PetroVietnam has proposed a solution to salvage five of its loss-making projects, making up almost half of the company’s list of 12 loss-making megaprojects all funded by state capital.
In April, the Vietnamese government publicized a list of 12 so-called megaprojects, all managed by the Ministry of Industry and Trade, that have accumulated aggregate losses of nearly US$3 billion.

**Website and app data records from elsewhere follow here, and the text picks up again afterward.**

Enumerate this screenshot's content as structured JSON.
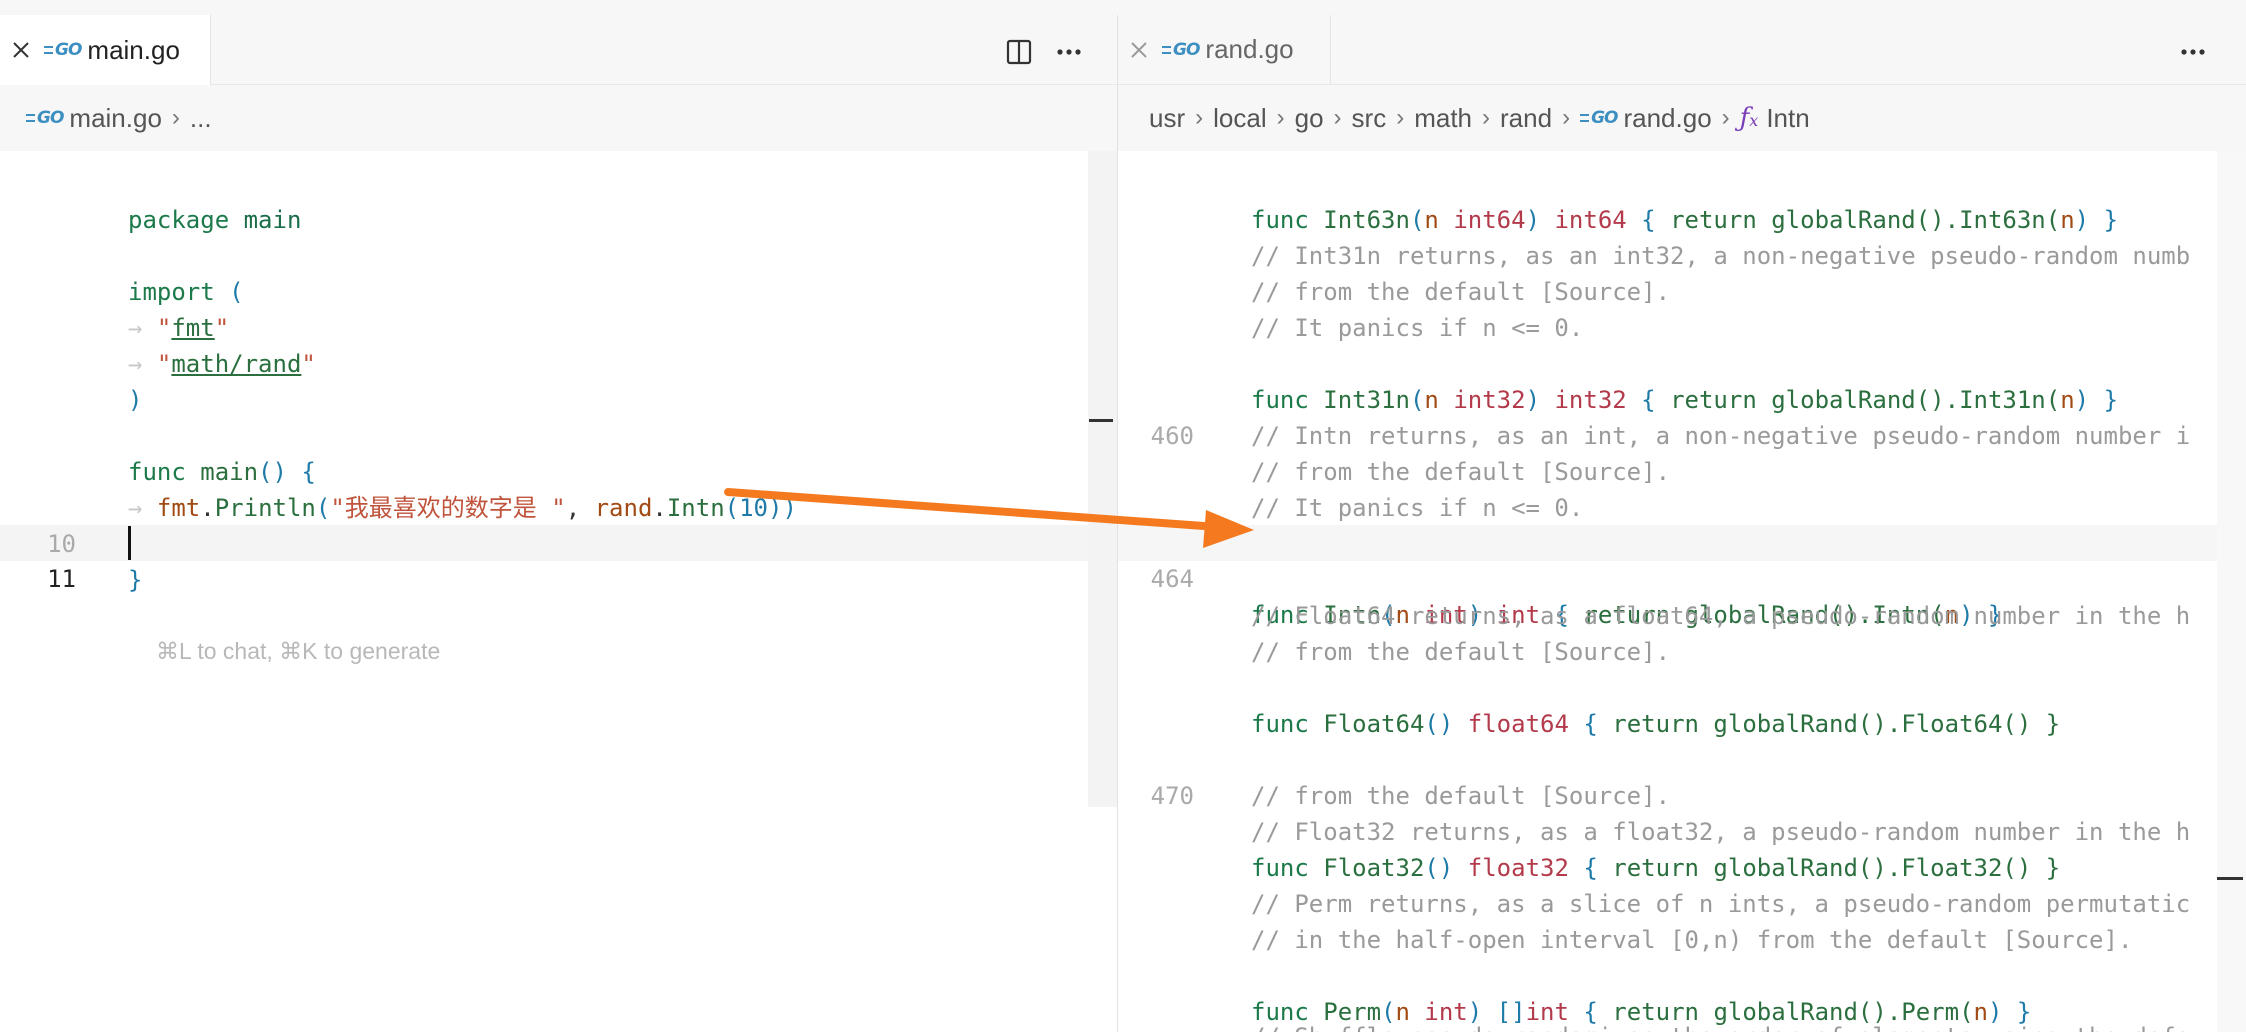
{
  "left_pane": {
    "tab": {
      "filename": "main.go",
      "icon": "go-file-icon"
    },
    "toolbar": {
      "split_icon": "split-editor-icon",
      "more_icon": "more-actions-icon"
    },
    "breadcrumb": {
      "file": "main.go",
      "rest": "..."
    },
    "code": {
      "l1_kw": "package",
      "l1_name": "main",
      "l3_kw": "import",
      "l3_paren": "(",
      "l4_q1": "\"",
      "l4_str": "fmt",
      "l4_q2": "\"",
      "l5_q1": "\"",
      "l5_str": "math/rand",
      "l5_q2": "\"",
      "l6_paren": ")",
      "l8_kw": "func",
      "l8_name": "main",
      "l8_parens": "()",
      "l8_brace": "{",
      "l9_pkg": "fmt",
      "l9_dot": ".",
      "l9_fn": "Println",
      "l9_open": "(",
      "l9_str": "\"我最喜欢的数字是 \"",
      "l9_comma": ", ",
      "l9_pkg2": "rand",
      "l9_dot2": ".",
      "l9_fn2": "Intn",
      "l9_open2": "(",
      "l9_num": "10",
      "l9_close": "))",
      "l10_ln": "10",
      "l10_brace": "}",
      "l11_ln": "11",
      "l11_hint": "⌘L to chat, ⌘K to generate"
    }
  },
  "right_pane": {
    "tab": {
      "filename": "rand.go",
      "icon": "go-file-icon"
    },
    "toolbar": {
      "more_icon": "more-actions-icon"
    },
    "breadcrumb": [
      "usr",
      "local",
      "go",
      "src",
      "math",
      "rand",
      "rand.go",
      "Intn"
    ],
    "line_numbers": {
      "a": "460",
      "b": "464",
      "c": "470"
    },
    "code": {
      "r1": {
        "kw": "func",
        "name": "Int63n",
        "p": "n",
        "pt": "int64",
        "rt": "int64",
        "body": "return globalRand().Int63n(",
        "arg": "n",
        "end": ") }"
      },
      "c1": "// Int31n returns, as an int32, a non-negative pseudo-random numb",
      "c2": "// from the default [Source].",
      "c3": "// It panics if n <= 0.",
      "r2": {
        "kw": "func",
        "name": "Int31n",
        "p": "n",
        "pt": "int32",
        "rt": "int32",
        "body": "return globalRand().Int31n(",
        "arg": "n",
        "end": ") }"
      },
      "c4": "// Intn returns, as an int, a non-negative pseudo-random number i",
      "c5": "// from the default [Source].",
      "c6": "// It panics if n <= 0.",
      "r3": {
        "kw": "func",
        "name": "Intn",
        "p": "n",
        "pt": "int",
        "rt": "int",
        "body": "return globalRand().Intn(",
        "arg": "n",
        "end": ") }"
      },
      "c7": "// Float64 returns, as a float64, a pseudo-random number in the h",
      "c8": "// from the default [Source].",
      "r4": {
        "kw": "func",
        "name": "Float64",
        "rt": "float64",
        "body": "return globalRand().Float64() }"
      },
      "c9": "// Float32 returns, as a float32, a pseudo-random number in the h",
      "c10": "// from the default [Source].",
      "r5": {
        "kw": "func",
        "name": "Float32",
        "rt": "float32",
        "body": "return globalRand().Float32() }"
      },
      "c11": "// Perm returns, as a slice of n ints, a pseudo-random permutatic",
      "c12": "// in the half-open interval [0,n) from the default [Source].",
      "r6": {
        "kw": "func",
        "name": "Perm",
        "p": "n",
        "pt": "int",
        "rt": "[]int",
        "body": "return globalRand().Perm(",
        "arg": "n",
        "end": ") }"
      },
      "c13": "// Shuffle pseudo-randomizes the order of elements using the defa"
    }
  },
  "annotation": {
    "arrow_color": "#f57a1f"
  }
}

The 12 projects on the chopping block include Phuong Nam pulp mill, Ninh Binh Urea Fertilizer, Thai Nguyen Cast-Iron and Steel Plant, Phu Tho Ethanol Plant, Dung Quat Ethanol Plant, Binh Phuoc Ethanol Plant, Dung Quat Shipyard, PVTex Dinh Vu Yarn Making Plant, Ha Bac Urea Fertilizer, Lao Cai Diammonium Phosphate (DAP) plant, Dinh Vu DAP, and Lao Cai Cast-Iron and Steel.
PetroVietnam, the country’s oil and gas giant, is responsible for five of these projects, namely the Dung Quat Shipyard, PVTex Dinh Vu and three ethanol plants.

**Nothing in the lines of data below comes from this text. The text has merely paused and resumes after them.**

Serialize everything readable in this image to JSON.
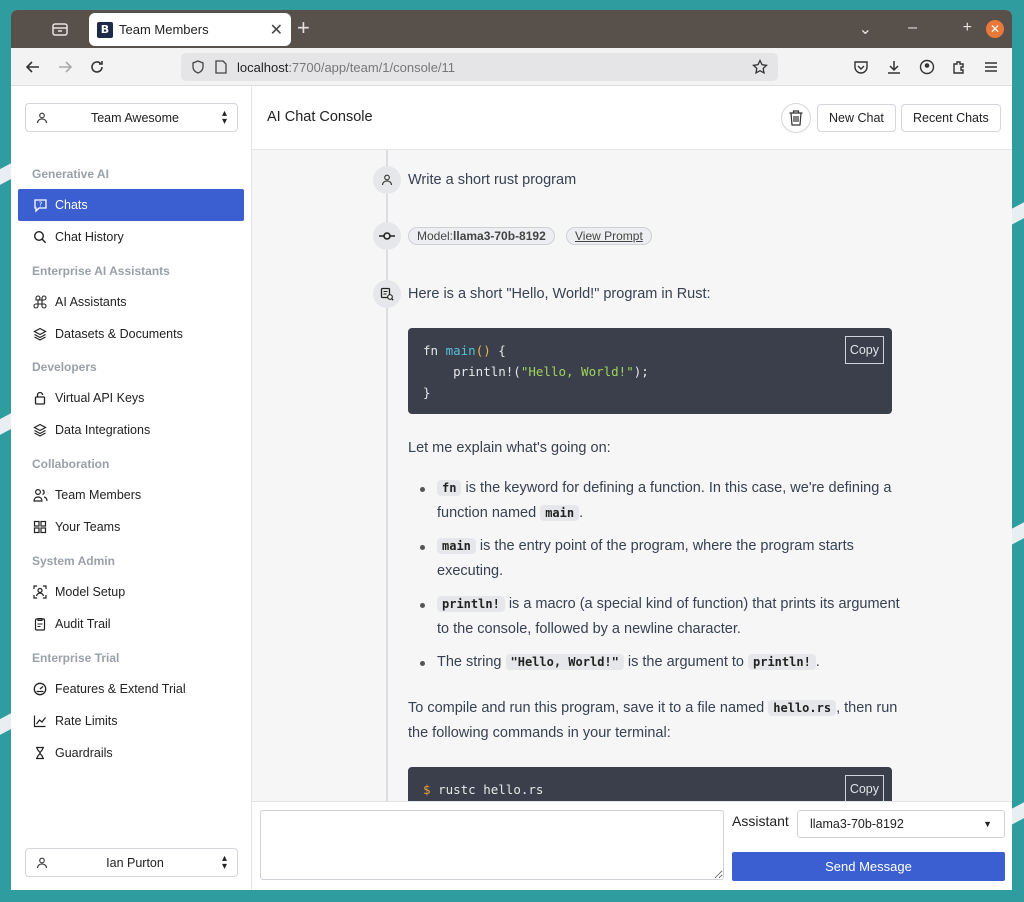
{
  "browser": {
    "tab_title": "Team Members",
    "tab_favicon_letter": "B",
    "url_host": "localhost",
    "url_path": ":7700/app/team/1/console/11"
  },
  "sidebar": {
    "team_selector": "Team Awesome",
    "sections": [
      {
        "title": "Generative AI",
        "items": [
          {
            "label": "Chats",
            "icon": "chat-question-icon",
            "active": true
          },
          {
            "label": "Chat History",
            "icon": "search-icon"
          }
        ]
      },
      {
        "title": "Enterprise AI Assistants",
        "items": [
          {
            "label": "AI Assistants",
            "icon": "command-icon"
          },
          {
            "label": "Datasets & Documents",
            "icon": "stack-icon"
          }
        ]
      },
      {
        "title": "Developers",
        "items": [
          {
            "label": "Virtual API Keys",
            "icon": "lock-icon"
          },
          {
            "label": "Data Integrations",
            "icon": "stack-icon"
          }
        ]
      },
      {
        "title": "Collaboration",
        "items": [
          {
            "label": "Team Members",
            "icon": "users-icon"
          },
          {
            "label": "Your Teams",
            "icon": "grid-icon"
          }
        ]
      },
      {
        "title": "System Admin",
        "items": [
          {
            "label": "Model Setup",
            "icon": "focus-user-icon"
          },
          {
            "label": "Audit Trail",
            "icon": "clipboard-icon"
          }
        ]
      },
      {
        "title": "Enterprise Trial",
        "items": [
          {
            "label": "Features & Extend Trial",
            "icon": "gauge-icon"
          },
          {
            "label": "Rate Limits",
            "icon": "chart-icon"
          },
          {
            "label": "Guardrails",
            "icon": "hourglass-icon"
          }
        ]
      }
    ],
    "user_selector": "Ian Purton"
  },
  "header": {
    "title": "AI Chat Console",
    "new_chat": "New Chat",
    "recent_chats": "Recent Chats"
  },
  "chat": {
    "user_message": "Write a short rust program",
    "model_label": "Model:",
    "model_name": "llama3-70b-8192",
    "view_prompt": "View Prompt",
    "intro": "Here is a short \"Hello, World!\" program in Rust:",
    "code1": {
      "line1_kw": "fn ",
      "line1_name": "main",
      "line1_parens": "()",
      "line1_brace": " {",
      "line2_pre": "    println!(",
      "line2_str": "\"Hello, World!\"",
      "line2_post": ");",
      "line3": "}"
    },
    "copy_label": "Copy",
    "explain_intro": "Let me explain what's going on:",
    "bullets": [
      {
        "code": "fn",
        "text": " is the keyword for defining a function. In this case, we're defining a function named ",
        "code2": "main",
        "tail": "."
      },
      {
        "code": "main",
        "text": " is the entry point of the program, where the program starts executing."
      },
      {
        "code": "println!",
        "text": " is a macro (a special kind of function) that prints its argument to the console, followed by a newline character."
      },
      {
        "pre": "The string ",
        "code": "\"Hello, World!\"",
        "text": " is the argument to ",
        "code2": "println!",
        "tail": "."
      }
    ],
    "compile_pre": "To compile and run this program, save it to a file named ",
    "compile_code": "hello.rs",
    "compile_post": ", then run the following commands in your terminal:",
    "code2": {
      "prompt": "$ ",
      "cmd": "rustc hello.rs"
    }
  },
  "composer": {
    "assistant_label": "Assistant",
    "assistant_value": "llama3-70b-8192",
    "send": "Send Message"
  }
}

In a recent report, PetroVietnam sought government permission to put the shipbuilding company up for sale.
However, if the shipyard fails to find a buyer, PetroVietnam will declare bankruptcy and auction off its assets and properties.
Both the sale and bankruptcy options indicate that PetroVietnam has given up on its plan to ‘revitalize’ Dung Quat Shipyard, an ambitious commitment the oil and gas company made when it acquired the shipbuilding firm from the now-defunct Vinashin in 2010.

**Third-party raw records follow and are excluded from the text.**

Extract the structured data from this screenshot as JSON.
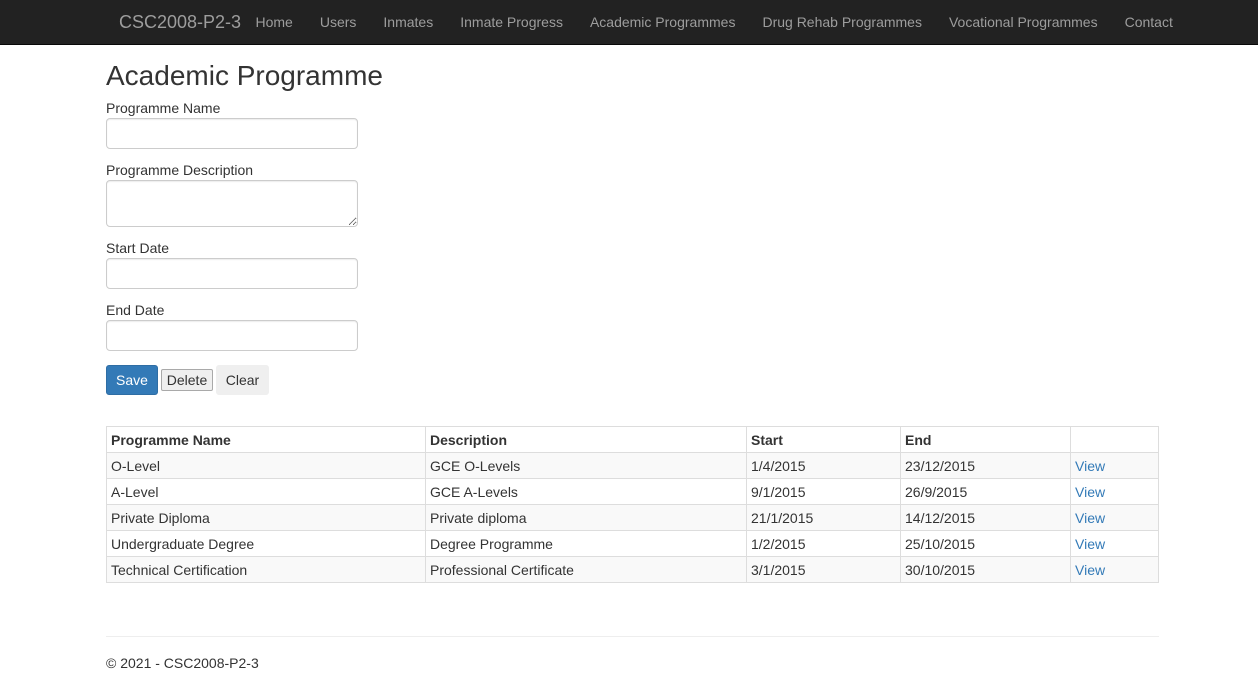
{
  "navbar": {
    "brand": "CSC2008-P2-3",
    "items": [
      {
        "label": "Home"
      },
      {
        "label": "Users"
      },
      {
        "label": "Inmates"
      },
      {
        "label": "Inmate Progress"
      },
      {
        "label": "Academic Programmes"
      },
      {
        "label": "Drug Rehab Programmes"
      },
      {
        "label": "Vocational Programmes"
      },
      {
        "label": "Contact"
      }
    ]
  },
  "page": {
    "title": "Academic Programme"
  },
  "form": {
    "name_label": "Programme Name",
    "name_value": "",
    "description_label": "Programme Description",
    "description_value": "",
    "start_label": "Start Date",
    "start_value": "",
    "end_label": "End Date",
    "end_value": "",
    "save_label": "Save",
    "delete_label": "Delete",
    "clear_label": "Clear"
  },
  "table": {
    "headers": [
      "Programme Name",
      "Description",
      "Start",
      "End",
      ""
    ],
    "rows": [
      {
        "name": "O-Level",
        "description": "GCE O-Levels",
        "start": "1/4/2015",
        "end": "23/12/2015",
        "action": "View"
      },
      {
        "name": "A-Level",
        "description": "GCE A-Levels",
        "start": "9/1/2015",
        "end": "26/9/2015",
        "action": "View"
      },
      {
        "name": "Private Diploma",
        "description": "Private diploma",
        "start": "21/1/2015",
        "end": "14/12/2015",
        "action": "View"
      },
      {
        "name": "Undergraduate Degree",
        "description": "Degree Programme",
        "start": "1/2/2015",
        "end": "25/10/2015",
        "action": "View"
      },
      {
        "name": "Technical Certification",
        "description": "Professional Certificate",
        "start": "3/1/2015",
        "end": "30/10/2015",
        "action": "View"
      }
    ]
  },
  "footer": {
    "text": "© 2021 - CSC2008-P2-3"
  },
  "colors": {
    "navbar_bg": "#222222",
    "nav_text": "#9d9d9d",
    "primary": "#337ab7",
    "link": "#337ab7"
  }
}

Upon the acquisition, PetroVietnam’s leaders said they were committed to revitalizing the shipbuilder.
However, seven years later, the shipbuilder’s debts have risen to VND6.9 trillion ($303.96 million), which are in addition to its negative equity of VND1,152 billion ($50.75 million).PetroVietnam invested nearly VND2 trillion ($88.11 million) in increasing the shipbuilding company’s chartered capital, and another VND3.1 trillion ($136.56 million) to repay its debts.
While PetroVietnam appears to have admitted that Dung Quat Shipyard’s financial position is ‘incurable’, the company remains optimistic that it can rescue the other four ‘sinking ships’ — the yarn plant and three ethanol making factories.
As for the Dinh Vu plant, located in the northern city of Hai Phong, PetroVietnam said it is currently seeking cooperation with foreign partners to boost the facility’s performance. The plant had incurred losses of $312.5 million as of April 2017.
PetroVietnam has also proposed recommencing operations at the Binh Phuoc ethanol plant in southern Vietnam by the end of this year. However, the proposal has yet to receive the approval of the company’s shareholders.
The Dung Quat ethanol plant is also expected to resume operations in early 2018, while no timeline has been set for the restart of the Phu Tho facility, according to PetroVietnam.
The respective losses of the Binh Phuoc, Dung Quat and Phu Tho ethanol-making facilities as of April this year were $75.89 million, $227.46 million and $111.61 million.